Similarly, Global Thermostat, another direct air capture removal company, has aligned with ExxonMobil. Switzerland-based Climeworks is looking at travelers as a possible market for carbon removal, with a banner on the company’s website proclaiming, “Turn your travel emissions into stone.”
According to estimates, negative emissions need to reach 1 billion tons by the middle of this century, so while 500,000 tons sounds like a lot, it is really just a start. That’s why more initiatives are needed to support companies trying to scale up direct air capture technology.
Critics of partnerships between direct air capture and oil companies observe that, while technically Exxon and Occidental Petroleum will be putting more carbon dioxide into the ground than burning oil will put in the air, they are not accounting for the carbon dioxide generated in the process of refining the oil to fuel or distributing it. And perhaps even more significantly, they say the use of direct air capture in this way reinforces consumers’ current usage pattern when it comes to fossil fuels and what we really need to be doing is consuming less.

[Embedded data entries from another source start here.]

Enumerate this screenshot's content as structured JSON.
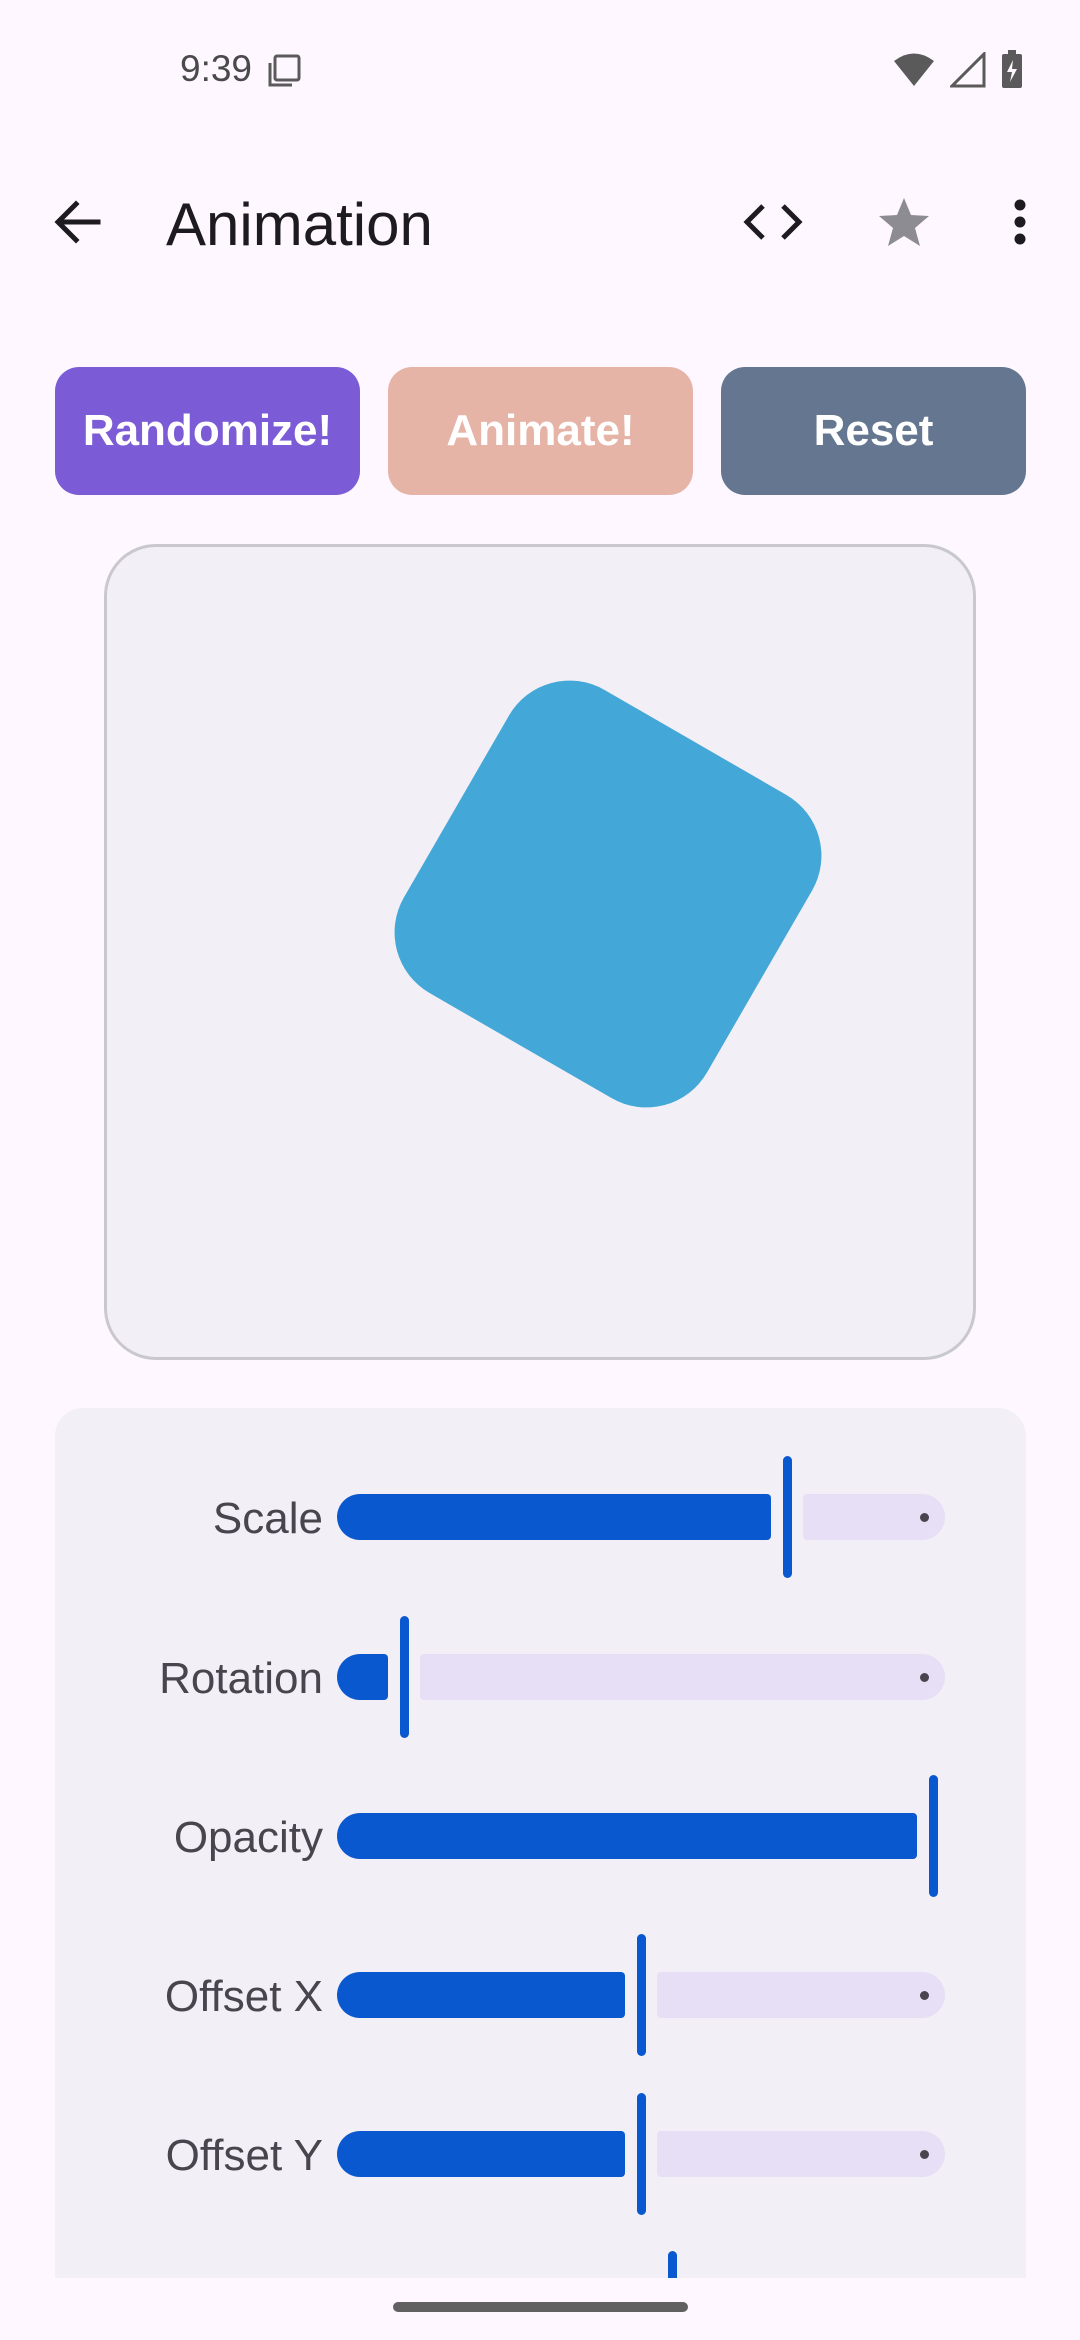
{
  "status_bar": {
    "time": "9:39"
  },
  "app_bar": {
    "title": "Animation"
  },
  "buttons": {
    "randomize": "Randomize!",
    "animate": "Animate!",
    "reset": "Reset"
  },
  "colors": {
    "randomize": "#7B5CD6",
    "animate": "#E6B4A7",
    "reset": "#647690",
    "shape": "#43A7D7",
    "slider_active": "#0A58D0",
    "slider_inactive": "#E6DFF5"
  },
  "sliders": [
    {
      "label": "Scale",
      "value": 0.74
    },
    {
      "label": "Rotation",
      "value": 0.11
    },
    {
      "label": "Opacity",
      "value": 0.98
    },
    {
      "label": "Offset X",
      "value": 0.5
    },
    {
      "label": "Offset Y",
      "value": 0.5
    }
  ],
  "icons": {
    "back": "arrow-back-icon",
    "code": "code-icon",
    "favorite": "star-icon",
    "more": "more-vert-icon"
  }
}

The travel industry also owns a good share of the burden for carbon dioxide pollution. Travel is thought to make up 8% of global emissions. Although there is encouragement for people to travel less and rely less on fossil fuel-powered transport, reducing carbon dioxide emissions fast enough through these approaches will not be possible. Late last year, for example, the World Resources Institute noted that emissions, which appeared to be stabilizing between 2014 and 2016, were up once again: “While renewables are surging, energy use from fossil fuels is still outpacing low-carbon sources.”
In any case, even if we could significantly reduce new emissions, we still have the very serious problem of all the carbon dioxide emissions already stored in the atmosphere. We need to make progress on all fronts simultaneously: We need to stimulate consumer awareness and adapt our consumption patterns, we need to reduce new emissions, and we need to reduce the carbon already stored in the atmosphere.
It may be true that making direct air capture widely available simply gives offending industries (obviously oil and gas, but this could apply to tourism as well) a kind of carte blanche to continue polluting. However, given our timeline to decrease the carbon dioxide levels in the atmosphere, it seems like we might just have to accept this possibility and push forward anyway. As Princeton University’s Stephen Pacala, who chaired the National Academy of Sciences report, observed in a recent article in Wired, “By itself the climate problem creates a mass extinction. By itself the climate problem creates a food crisis that could be existential for humanity. We need to solve this and solve it right now.” Pascala recommends we “hold our noses” and realize we can’t let great get in the way of good.
We know increasing international travel is a piece of this story. As promoters and developers of adventure travel, the ATTA wants to be part of the change that helps tourism clean up.
What do you think about direct air capture? As a stakeholder in the travel industry, I’m interested in hearing your thoughts in the comments section below and at our Climate Action Leadership Studio on 20 September in Gothenburg, Sweden. Reserve your spot at this one-day event.